> _Exercise_: Could you copy each line of the entries that contains "this"?

> _Data extracts_:
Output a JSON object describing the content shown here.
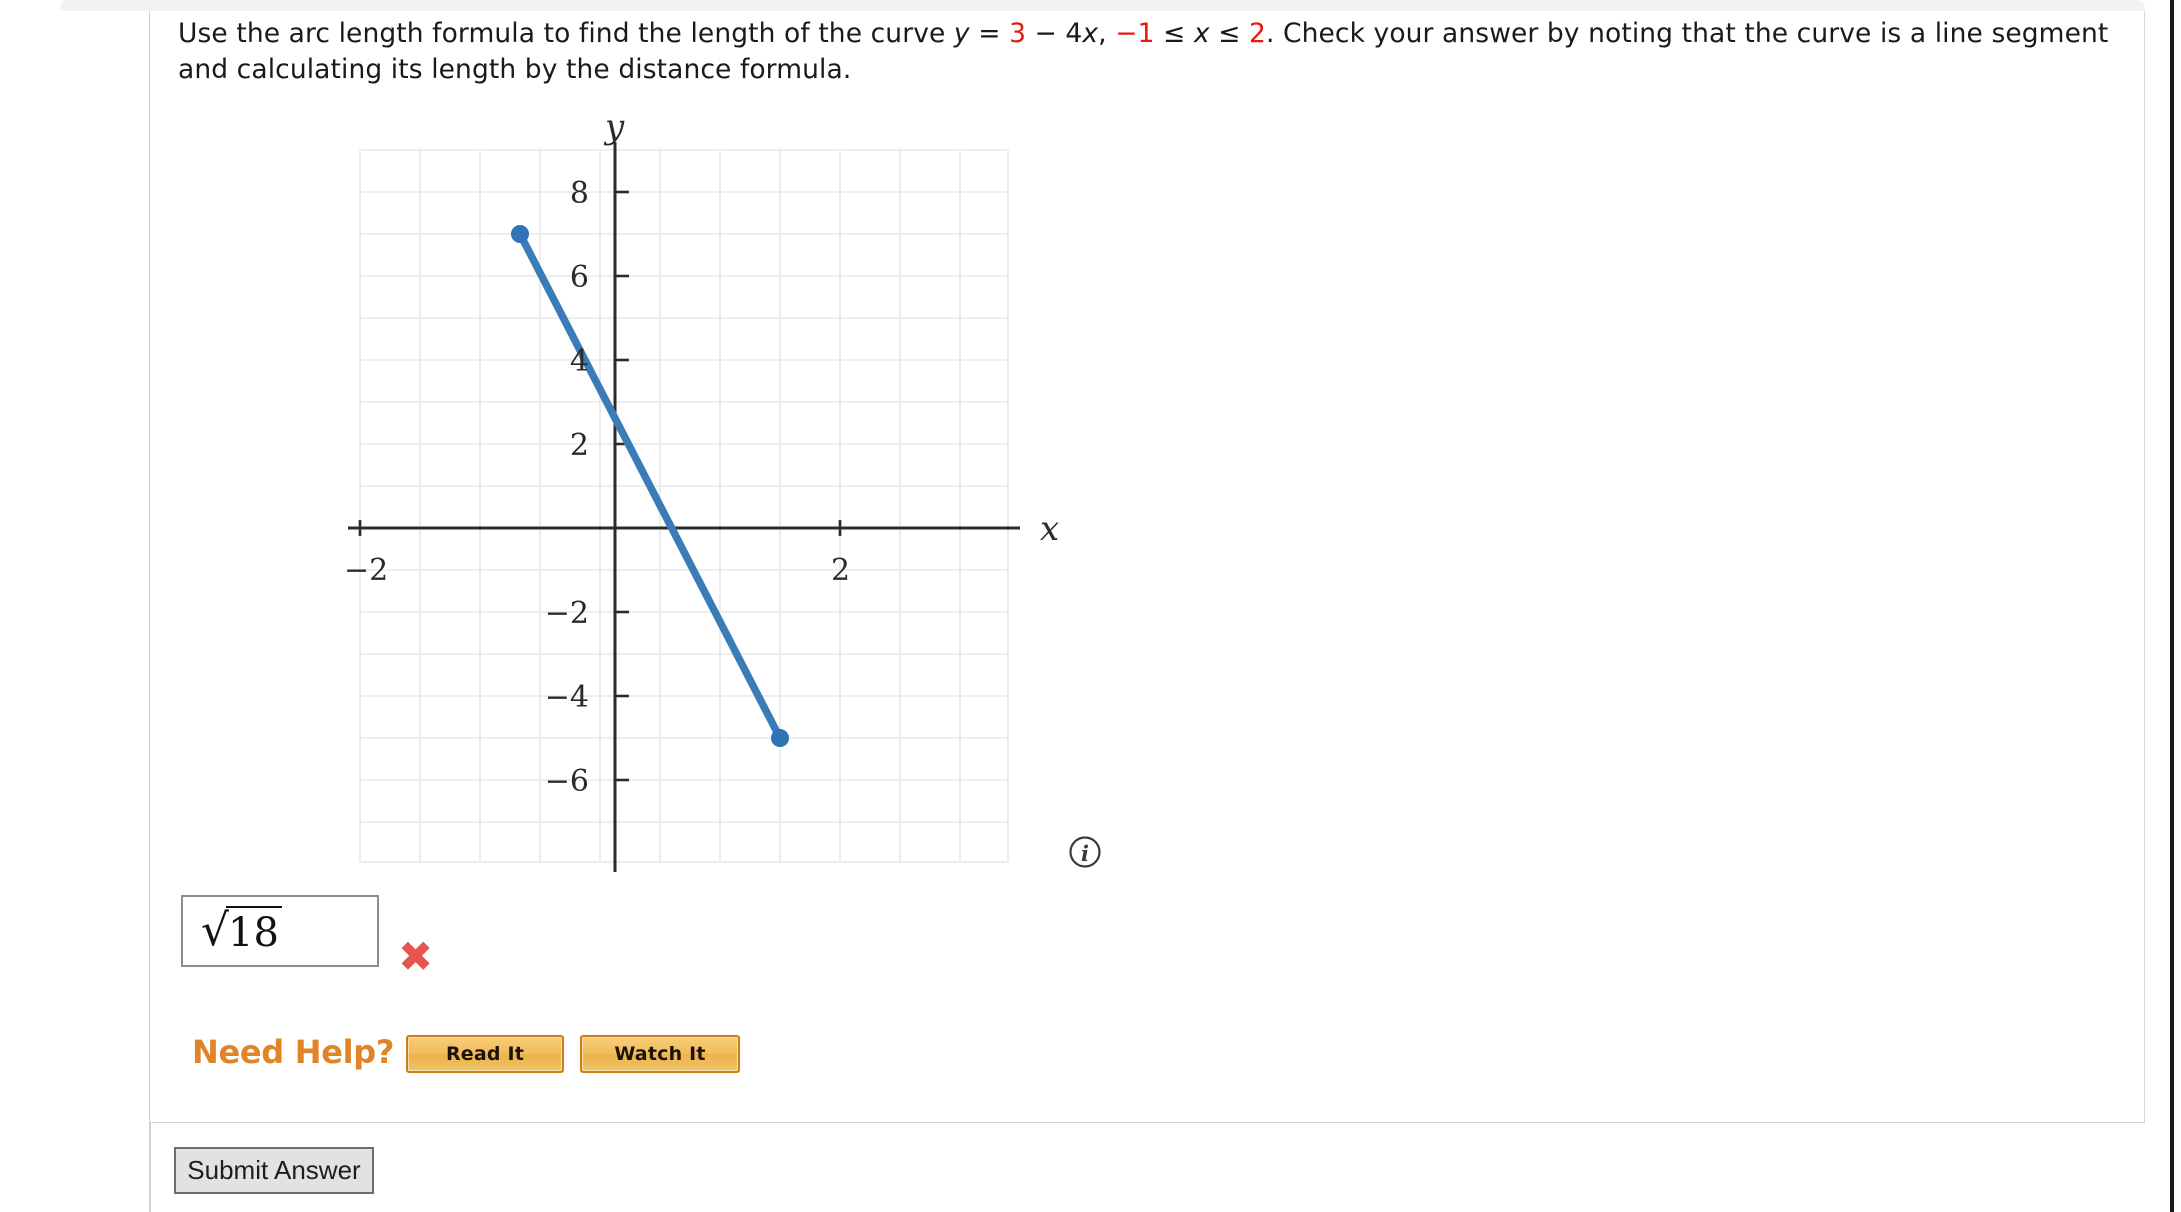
{
  "question": {
    "line1_part1": "Use the arc length formula to find the length of the curve ",
    "var_y": "y",
    "eq_sign": " = ",
    "const_3": "3",
    "minus_4x_pre": " − 4",
    "var_x_italic": "x",
    "comma": ", ",
    "lower_bound": "−1",
    "le1": " ≤ ",
    "var_x2": "x",
    "le2": " ≤ ",
    "upper_bound": "2",
    "line1_tail": ". Check your answer by noting that the curve is a line segment",
    "line2": "and calculating its length by the distance formula."
  },
  "chart_data": {
    "type": "line",
    "title": "",
    "xlabel": "x",
    "ylabel": "y",
    "grid": true,
    "legend": "none",
    "xlim": [
      -3,
      3.5
    ],
    "ylim": [
      -7,
      9
    ],
    "x_ticks": [
      -2,
      2
    ],
    "x_tick_labels": [
      "−2",
      "2"
    ],
    "y_ticks": [
      -6,
      -4,
      -2,
      2,
      4,
      6,
      8
    ],
    "y_tick_labels": [
      "−6",
      "−4",
      "−2",
      "2",
      "4",
      "6",
      "8"
    ],
    "series": [
      {
        "name": "y = 3 - 4x",
        "color": "#3a7cb8",
        "x": [
          -1,
          2
        ],
        "y": [
          7,
          -5
        ],
        "endpoints_marked": true,
        "marker_color": "#2f74b5"
      }
    ],
    "gridline_color": "#e8e8e8",
    "axis_color": "#2b2b2b"
  },
  "answer": {
    "radical_sign": "√",
    "radicand": "18",
    "status_icon": "wrong-x-icon",
    "status_glyph": "✖",
    "status_color": "#e4564f"
  },
  "need_help": {
    "label": "Need Help?",
    "buttons": [
      {
        "label": "Read It",
        "name": "read-it-button"
      },
      {
        "label": "Watch It",
        "name": "watch-it-button"
      }
    ]
  },
  "submit": {
    "label": "Submit Answer"
  },
  "info": {
    "glyph": "i",
    "name": "info-icon"
  },
  "colors": {
    "accent_red": "#e8180c",
    "help_orange": "#e08427",
    "curve_blue": "#3a7cb8",
    "wrong_red": "#e4564f"
  }
}
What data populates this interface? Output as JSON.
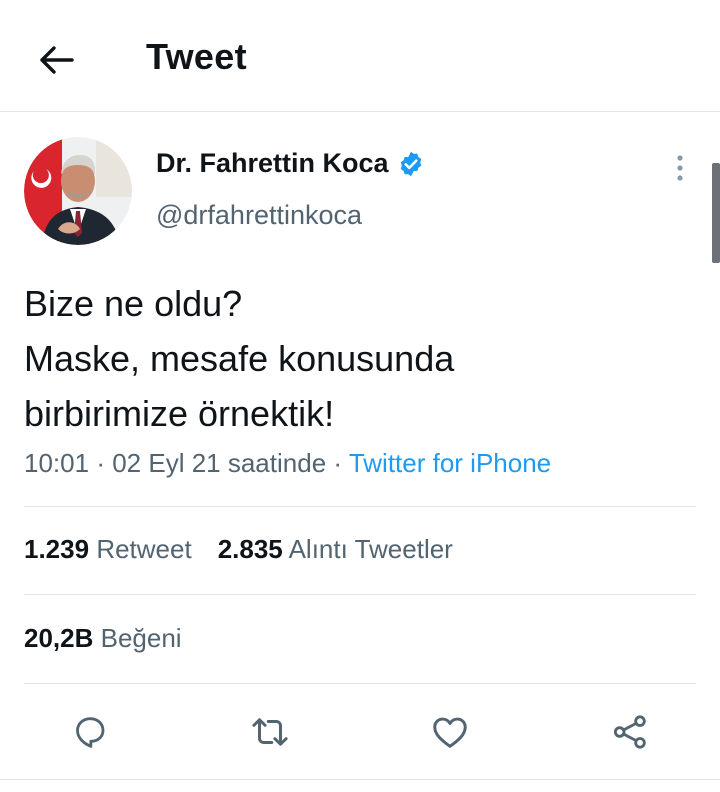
{
  "header": {
    "title": "Tweet",
    "back_icon": "arrow-left-icon"
  },
  "author": {
    "display_name": "Dr. Fahrettin Koca",
    "handle": "@drfahrettinkoca",
    "verified_icon": "verified-badge-icon"
  },
  "tweet": {
    "lines": [
      "Bize ne oldu?",
      "Maske, mesafe konusunda",
      "birbirimize örnektik!"
    ],
    "time": "10:01",
    "date": "02 Eyl 21 saatinde",
    "separator": "·",
    "source": "Twitter for iPhone"
  },
  "stats": {
    "retweets_count": "1.239",
    "retweets_label": "Retweet",
    "quotes_count": "2.835",
    "quotes_label": "Alıntı Tweetler",
    "likes_count": "20,2B",
    "likes_label": "Beğeni"
  },
  "actions": [
    {
      "name": "reply",
      "icon": "reply-icon"
    },
    {
      "name": "retweet",
      "icon": "retweet-icon"
    },
    {
      "name": "like",
      "icon": "heart-icon"
    },
    {
      "name": "share",
      "icon": "share-icon"
    }
  ],
  "colors": {
    "accent": "#1d9bf0",
    "text_primary": "#0f1419",
    "text_secondary": "#536471",
    "divider": "#e1e5e8"
  }
}
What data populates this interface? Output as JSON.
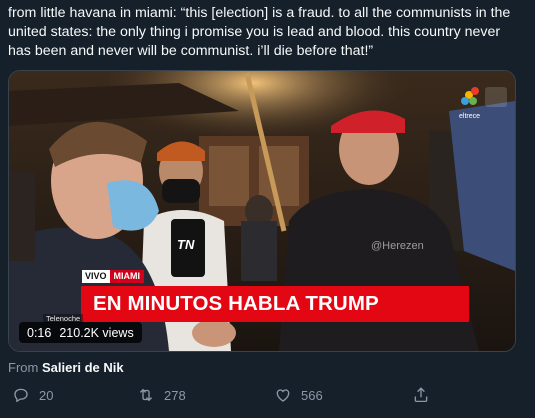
{
  "tweet": {
    "text": "from little havana in miami: “this [election] is a fraud. to all the communists in the united states: the only thing i promise you is lead and blood. this country never has been and never will be communist. i’ll die before that!”"
  },
  "video": {
    "live_badge": "VIVO",
    "location": "MIAMI",
    "headline": "EN MINUTOS HABLA TRUMP",
    "program_label": "Telenoche",
    "watermark": "@Herezen",
    "channel_label": "eltrece",
    "channel_logo_text": "TN",
    "duration": "0:16",
    "views": "210.2K views"
  },
  "source": {
    "prefix": "From",
    "account": "Salieri de Nik"
  },
  "actions": {
    "replies": "20",
    "retweets": "278",
    "likes": "566"
  },
  "colors": {
    "background": "#15202b",
    "muted": "#8b98a5",
    "headline_red": "#e30613"
  }
}
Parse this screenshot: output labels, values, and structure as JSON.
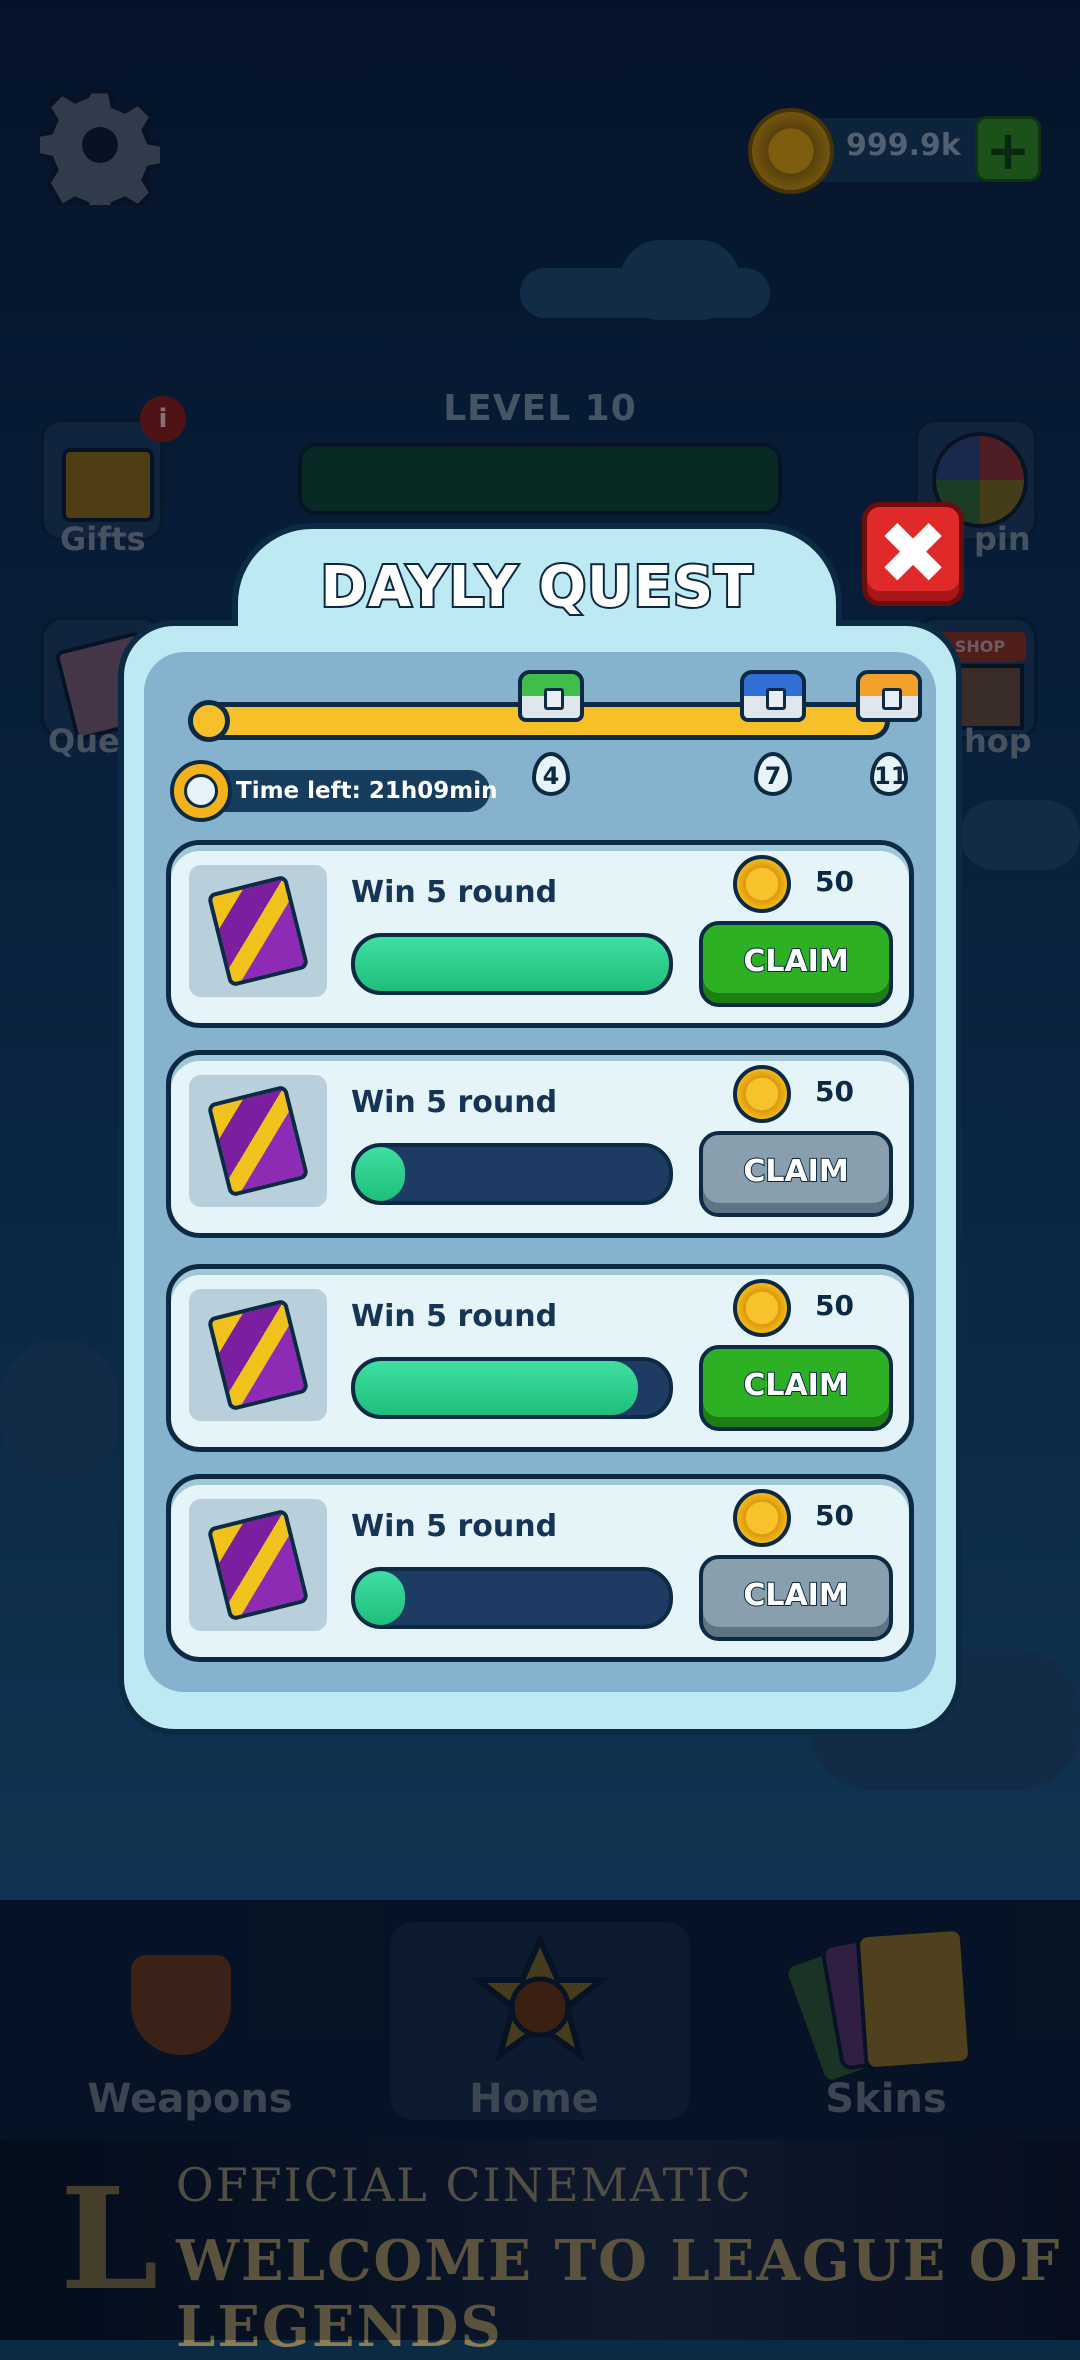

> _Your solution_:
What data populates this interface? Output as JSON.
What data populates this interface? Output as JSON.
    "text": "from little havana in miami: “this [election] is a fraud. to all the communists in the united states: the only thing i promise you is lead and blood. this country never has been and never will be communist. i’ll die before that!”"
Parse this screenshot: output labels, values, and structure as JSON.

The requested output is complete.